The National Park Service wants the public’s input in the development of the Manzanar National Historic Site, the former internment camp 230 miles north of Los Angeles where thousands of Japanese Americans were relocated in the 1940s.
According to Bernadette Johnson, superintendent at the park, much of what has been done since its establishment as a historic site in 1992 was based on stakeholder input. This month, the staff has been hosting open house meetings for the community’s feedback on future plans.
“People really want us to continue to tell the personal stories and really connect our nearly 80,000 visitors to those personal stories,” Johnson told KPCC.
The drought has also come up.
The site has more than 20 Japanese gardens that were constructed during the camp’s operation, according to Johnson.
"It was an effort to beautify their spaces," she said. "They’re not large gardens — they're typically small garden ponds and they have not had water in them."
The plan may include putting water back in the pond, according to Johnson, but not soon.
“Obviously being in the fourth year of drought, that's not something we're going to take on right away. And when we do take it on, it will be related to some sort of water-saving opportunity,” she said.
NPS welcomes input from everybody, not just members of the Japanese-American community.
“Manzanar really is about American history,” said Johnson.
The agency is hosting a meeting Saturday near downtown L.A.’s Little Tokyo for comments on park planning and management.
Those who can’t attend can send suggestions through the park’s website.

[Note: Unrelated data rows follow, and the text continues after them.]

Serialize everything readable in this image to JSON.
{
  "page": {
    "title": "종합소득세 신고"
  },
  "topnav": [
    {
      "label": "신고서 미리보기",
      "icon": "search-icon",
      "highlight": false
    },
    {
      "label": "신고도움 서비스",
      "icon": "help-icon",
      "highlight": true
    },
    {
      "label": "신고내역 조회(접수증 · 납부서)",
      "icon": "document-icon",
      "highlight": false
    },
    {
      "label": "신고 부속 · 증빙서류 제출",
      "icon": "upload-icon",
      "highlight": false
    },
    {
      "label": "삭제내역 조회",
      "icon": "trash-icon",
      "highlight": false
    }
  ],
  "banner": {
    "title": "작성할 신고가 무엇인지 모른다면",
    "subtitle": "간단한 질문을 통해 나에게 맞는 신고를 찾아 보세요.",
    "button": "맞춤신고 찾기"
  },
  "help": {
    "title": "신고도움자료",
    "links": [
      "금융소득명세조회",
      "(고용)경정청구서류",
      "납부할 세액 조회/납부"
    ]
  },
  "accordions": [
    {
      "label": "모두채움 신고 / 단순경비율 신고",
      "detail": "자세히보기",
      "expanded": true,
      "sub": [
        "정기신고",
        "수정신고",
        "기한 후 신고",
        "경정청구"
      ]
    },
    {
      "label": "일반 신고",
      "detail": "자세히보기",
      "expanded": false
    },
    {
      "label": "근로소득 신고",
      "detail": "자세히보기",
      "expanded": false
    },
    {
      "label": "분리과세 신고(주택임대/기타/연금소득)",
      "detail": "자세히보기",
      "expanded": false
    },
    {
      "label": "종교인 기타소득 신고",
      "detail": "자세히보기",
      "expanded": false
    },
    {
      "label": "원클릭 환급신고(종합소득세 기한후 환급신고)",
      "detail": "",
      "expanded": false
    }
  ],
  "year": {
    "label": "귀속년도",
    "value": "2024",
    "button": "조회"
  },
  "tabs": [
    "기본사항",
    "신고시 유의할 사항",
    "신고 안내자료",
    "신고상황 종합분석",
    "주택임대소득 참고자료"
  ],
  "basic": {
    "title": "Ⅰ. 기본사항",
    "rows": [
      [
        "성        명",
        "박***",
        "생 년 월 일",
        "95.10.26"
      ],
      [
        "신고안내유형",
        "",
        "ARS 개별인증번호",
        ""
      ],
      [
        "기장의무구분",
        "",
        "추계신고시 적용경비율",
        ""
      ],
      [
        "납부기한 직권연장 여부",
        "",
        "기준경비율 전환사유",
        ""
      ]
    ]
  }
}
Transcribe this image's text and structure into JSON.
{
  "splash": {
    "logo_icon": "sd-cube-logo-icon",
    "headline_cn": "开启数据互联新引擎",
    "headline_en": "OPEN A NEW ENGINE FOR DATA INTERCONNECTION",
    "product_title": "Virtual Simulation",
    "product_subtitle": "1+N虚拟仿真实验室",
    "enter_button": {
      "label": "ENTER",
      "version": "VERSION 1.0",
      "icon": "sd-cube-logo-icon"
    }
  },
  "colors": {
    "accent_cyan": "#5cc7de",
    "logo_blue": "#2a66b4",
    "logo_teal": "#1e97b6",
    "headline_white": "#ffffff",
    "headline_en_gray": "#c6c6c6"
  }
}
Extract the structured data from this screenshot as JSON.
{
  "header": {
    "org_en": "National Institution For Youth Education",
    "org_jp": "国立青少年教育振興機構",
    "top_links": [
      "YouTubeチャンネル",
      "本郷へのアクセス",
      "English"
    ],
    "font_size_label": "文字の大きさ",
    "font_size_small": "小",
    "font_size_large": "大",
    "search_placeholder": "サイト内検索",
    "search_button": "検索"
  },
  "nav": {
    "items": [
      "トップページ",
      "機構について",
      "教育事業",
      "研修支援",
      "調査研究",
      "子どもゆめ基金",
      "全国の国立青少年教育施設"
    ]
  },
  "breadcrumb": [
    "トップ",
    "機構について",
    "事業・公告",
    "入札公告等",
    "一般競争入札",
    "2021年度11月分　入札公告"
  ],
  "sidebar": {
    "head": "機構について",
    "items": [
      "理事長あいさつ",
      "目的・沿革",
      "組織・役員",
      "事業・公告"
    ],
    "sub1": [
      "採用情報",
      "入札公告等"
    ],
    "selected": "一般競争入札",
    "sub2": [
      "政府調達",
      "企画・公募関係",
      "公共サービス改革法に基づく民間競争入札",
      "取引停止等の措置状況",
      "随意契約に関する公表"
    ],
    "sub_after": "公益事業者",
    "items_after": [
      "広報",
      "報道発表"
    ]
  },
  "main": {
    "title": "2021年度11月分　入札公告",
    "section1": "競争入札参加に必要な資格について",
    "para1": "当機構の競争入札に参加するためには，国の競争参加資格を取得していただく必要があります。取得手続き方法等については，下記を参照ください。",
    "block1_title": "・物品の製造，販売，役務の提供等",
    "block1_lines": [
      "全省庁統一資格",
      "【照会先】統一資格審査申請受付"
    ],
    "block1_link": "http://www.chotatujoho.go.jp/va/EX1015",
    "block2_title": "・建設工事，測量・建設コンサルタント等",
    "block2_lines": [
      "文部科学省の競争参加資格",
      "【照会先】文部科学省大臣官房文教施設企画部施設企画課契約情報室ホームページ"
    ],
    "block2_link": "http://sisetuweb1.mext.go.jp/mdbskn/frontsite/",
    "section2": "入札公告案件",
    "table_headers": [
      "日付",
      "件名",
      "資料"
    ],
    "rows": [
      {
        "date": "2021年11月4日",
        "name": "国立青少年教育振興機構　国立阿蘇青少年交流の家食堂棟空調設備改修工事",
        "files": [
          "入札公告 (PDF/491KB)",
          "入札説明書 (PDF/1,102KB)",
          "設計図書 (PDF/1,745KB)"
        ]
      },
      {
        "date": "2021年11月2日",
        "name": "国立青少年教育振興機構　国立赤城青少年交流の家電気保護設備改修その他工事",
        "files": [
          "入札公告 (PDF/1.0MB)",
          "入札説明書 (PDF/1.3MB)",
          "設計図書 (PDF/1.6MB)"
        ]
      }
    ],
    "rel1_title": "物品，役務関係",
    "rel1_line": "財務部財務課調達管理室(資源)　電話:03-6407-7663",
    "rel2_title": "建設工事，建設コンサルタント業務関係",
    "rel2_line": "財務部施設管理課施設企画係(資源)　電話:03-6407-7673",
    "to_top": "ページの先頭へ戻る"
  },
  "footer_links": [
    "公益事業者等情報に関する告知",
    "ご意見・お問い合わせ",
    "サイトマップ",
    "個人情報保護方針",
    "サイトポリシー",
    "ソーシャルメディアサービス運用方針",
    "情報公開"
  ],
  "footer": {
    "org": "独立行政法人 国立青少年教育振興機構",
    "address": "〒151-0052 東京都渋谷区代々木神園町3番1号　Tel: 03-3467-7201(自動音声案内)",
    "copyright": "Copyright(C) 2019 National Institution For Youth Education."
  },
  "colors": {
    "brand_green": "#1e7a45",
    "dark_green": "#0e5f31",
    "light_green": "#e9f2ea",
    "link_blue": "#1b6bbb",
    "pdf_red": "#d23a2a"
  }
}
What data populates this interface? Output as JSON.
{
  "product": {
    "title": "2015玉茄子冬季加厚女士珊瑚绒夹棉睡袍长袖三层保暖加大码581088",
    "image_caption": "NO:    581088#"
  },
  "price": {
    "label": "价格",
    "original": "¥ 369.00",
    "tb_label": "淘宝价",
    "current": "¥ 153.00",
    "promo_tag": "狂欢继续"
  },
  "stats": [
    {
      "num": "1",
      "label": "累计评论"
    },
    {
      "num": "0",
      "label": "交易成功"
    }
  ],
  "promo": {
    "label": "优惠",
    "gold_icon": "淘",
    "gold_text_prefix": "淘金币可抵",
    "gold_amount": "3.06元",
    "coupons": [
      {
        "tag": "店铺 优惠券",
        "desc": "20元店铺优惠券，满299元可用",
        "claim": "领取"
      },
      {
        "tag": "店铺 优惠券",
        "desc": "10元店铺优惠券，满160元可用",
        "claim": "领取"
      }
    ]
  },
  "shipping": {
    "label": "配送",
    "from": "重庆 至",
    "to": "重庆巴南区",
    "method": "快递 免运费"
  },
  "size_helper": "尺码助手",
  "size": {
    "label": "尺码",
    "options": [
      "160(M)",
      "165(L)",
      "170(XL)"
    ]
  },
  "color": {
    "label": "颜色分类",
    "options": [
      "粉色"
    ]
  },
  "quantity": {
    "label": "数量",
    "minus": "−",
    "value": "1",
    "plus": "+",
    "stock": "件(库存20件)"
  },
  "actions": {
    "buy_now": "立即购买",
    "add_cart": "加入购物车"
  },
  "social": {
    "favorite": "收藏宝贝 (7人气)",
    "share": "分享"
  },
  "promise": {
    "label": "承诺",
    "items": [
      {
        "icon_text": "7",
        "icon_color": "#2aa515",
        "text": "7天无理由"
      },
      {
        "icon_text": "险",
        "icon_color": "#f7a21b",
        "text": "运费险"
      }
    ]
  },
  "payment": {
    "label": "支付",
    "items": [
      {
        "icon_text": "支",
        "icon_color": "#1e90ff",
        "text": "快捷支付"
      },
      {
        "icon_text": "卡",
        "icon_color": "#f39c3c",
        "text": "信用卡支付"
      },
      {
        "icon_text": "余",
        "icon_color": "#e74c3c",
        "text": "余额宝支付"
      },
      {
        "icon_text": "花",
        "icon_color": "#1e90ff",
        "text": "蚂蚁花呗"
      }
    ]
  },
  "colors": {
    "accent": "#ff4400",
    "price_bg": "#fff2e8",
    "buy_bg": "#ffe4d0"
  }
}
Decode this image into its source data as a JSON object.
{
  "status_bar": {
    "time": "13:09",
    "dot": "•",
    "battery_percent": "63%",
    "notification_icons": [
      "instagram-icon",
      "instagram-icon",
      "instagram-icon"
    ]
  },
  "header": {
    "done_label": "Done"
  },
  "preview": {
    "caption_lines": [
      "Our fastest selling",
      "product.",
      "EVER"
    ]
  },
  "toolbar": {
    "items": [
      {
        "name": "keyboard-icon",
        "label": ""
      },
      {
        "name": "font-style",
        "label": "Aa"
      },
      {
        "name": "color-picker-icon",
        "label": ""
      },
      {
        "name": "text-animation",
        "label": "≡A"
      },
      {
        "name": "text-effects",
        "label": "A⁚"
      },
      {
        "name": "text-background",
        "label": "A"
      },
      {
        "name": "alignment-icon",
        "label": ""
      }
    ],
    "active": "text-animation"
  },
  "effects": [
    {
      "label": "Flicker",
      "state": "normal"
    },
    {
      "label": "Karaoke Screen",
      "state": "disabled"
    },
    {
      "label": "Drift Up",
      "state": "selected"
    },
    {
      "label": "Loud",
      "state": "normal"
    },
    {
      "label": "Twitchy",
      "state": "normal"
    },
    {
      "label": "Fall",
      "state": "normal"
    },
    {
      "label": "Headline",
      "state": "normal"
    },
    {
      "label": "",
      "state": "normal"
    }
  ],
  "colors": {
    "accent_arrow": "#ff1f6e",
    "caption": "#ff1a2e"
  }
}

Public comments will be taken until September 15.
The site expects to have a final document outlining plans for the park by early 2016.
You can get more information on the Manzanar National Historic Site and see a copy of the plans on their website.